It happened this morning, after I dropped the kids off at school. I was walking back to my car when I heard the loudest, most horrible blood curdling squeal you could ever hear. I turned around and behind me I saw a toddler lying on the side walk flapping around like a fish out of water.
It immediately brought me back to when my kids were the ones cleaning the sidewalk with their backs. I remembered those days and I remembered when I wanted to run away and pretend like the child wasn't mine.
I will never forget the time my son had a tantrum in the supermarket and an old lady just looked at me straight in the face and laughed as she walked by us. At the time, I thought it was rude, thinking how could she laugh at me during such a traumatic experience. But today, I realized why, and it was such a self-confidence-building-kinda- feeling.

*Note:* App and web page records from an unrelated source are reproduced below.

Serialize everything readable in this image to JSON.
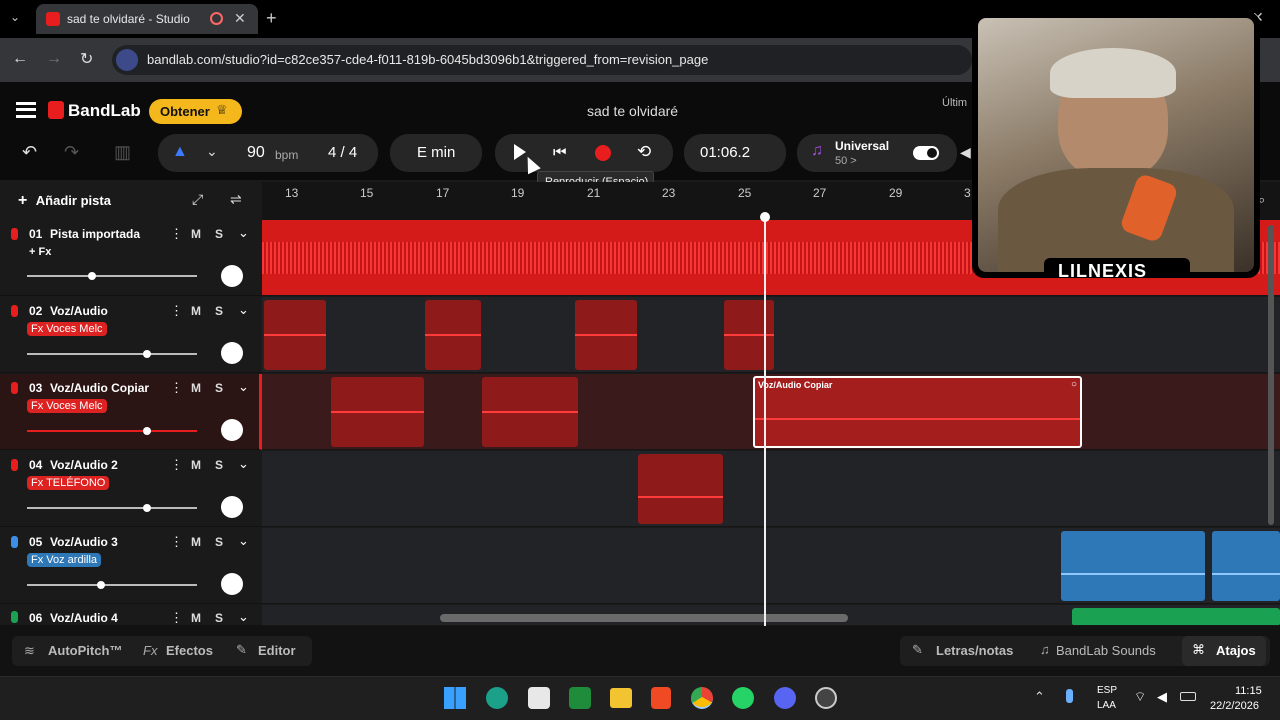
{
  "browser": {
    "tab_title": "sad te olvidaré - Studio",
    "url": "bandlab.com/studio?id=c82ce357-cde4-f011-819b-6045bd3096b1&triggered_from=revision_page"
  },
  "app": {
    "brand": "BandLab",
    "obtener_label": "Obtener",
    "project_title": "sad te olvidaré",
    "ultim_label": "Últim"
  },
  "toolbar": {
    "bpm_value": "90",
    "bpm_unit": "bpm",
    "time_sig": "4 / 4",
    "key": "E min",
    "time": "01:06.2",
    "tooltip": "Reproducir (Espacio)",
    "universal_label": "Universal",
    "universal_sub": "50 >"
  },
  "tracks_header": {
    "add_track_label": "Añadir pista"
  },
  "ruler": {
    "marks": [
      "13",
      "15",
      "17",
      "19",
      "21",
      "23",
      "25",
      "27",
      "29",
      "3"
    ]
  },
  "tracks": [
    {
      "num": "01",
      "name": "Pista importada",
      "fx": "+ Fx",
      "fx_style": "plain"
    },
    {
      "num": "02",
      "name": "Voz/Audio",
      "fx": "Fx Voces Melc",
      "fx_style": "red"
    },
    {
      "num": "03",
      "name": "Voz/Audio Copiar",
      "fx": "Fx Voces Melc",
      "fx_style": "red"
    },
    {
      "num": "04",
      "name": "Voz/Audio 2",
      "fx": "Fx TELÉFONO",
      "fx_style": "red"
    },
    {
      "num": "05",
      "name": "Voz/Audio 3",
      "fx": "Fx Voz ardilla",
      "fx_style": "blue"
    },
    {
      "num": "06",
      "name": "Voz/Audio 4",
      "fx": "",
      "fx_style": "none"
    }
  ],
  "ms_labels": {
    "m": "M",
    "s": "S"
  },
  "selected_clip_label": "Voz/Audio Copiar",
  "bottom": {
    "autopitch": "AutoPitch™",
    "efectos": "Efectos",
    "editor": "Editor",
    "letras": "Letras/notas",
    "sounds": "BandLab Sounds",
    "atajos": "Atajos"
  },
  "webcam": {
    "name": "LILNEXIS"
  },
  "taskbar": {
    "lang1": "ESP",
    "lang2": "LAA",
    "clock_time": "11:15",
    "clock_date": "22/2/2026"
  },
  "colors": {
    "accent_red": "#e81e1e",
    "obtener_yellow": "#f5b81c",
    "blue_clip": "#2f78b8",
    "green_clip": "#1aa152"
  }
}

She laughed because she knew what I was going through. She knew that in the grand scheme of life and raising a child, a tantrum was one of the easiest things you would have to deal with, but it was an important rite of passage in parenthood. She laughed because she could see my future and she knew this too shall pass. Her laugh wasn't meant in a malicious way.
And she was right about it all. It passed and I survived. And looking back on it, I can laugh now too. I can laugh about the time my son threw himself on the floor, kicking customers at the butchers because I wouldn't let him have another piece of worst. I can laugh about the time my daughter screamed bloody murder and began slamming her head against the wall at Ikea because I was trying to put her back into the buggy.
I can smile now when I see a random child hurling themselves down on the ground because it reminds me that I am a survivor. I am a good parent, maybe not the best, but my kids don't need the best, they just need me.
I will carry this with me through my parenting journey and remember it each time I am faced with a new challenge. I will remember that "this too shall pass" and to just be patient. And I will remember that all the important lessons in life my kids learned by having tantrums. It's all a process of phase after phase, and as my kids grow, I will grow with them. Just like I did each time they had a tantrum. I went from the cringing, embarrassed mother to a mother who knew exactly how to handle the situation.
From now on, I will smile every time I see a child having a tantrum and most importantly, I will pat myself on the back.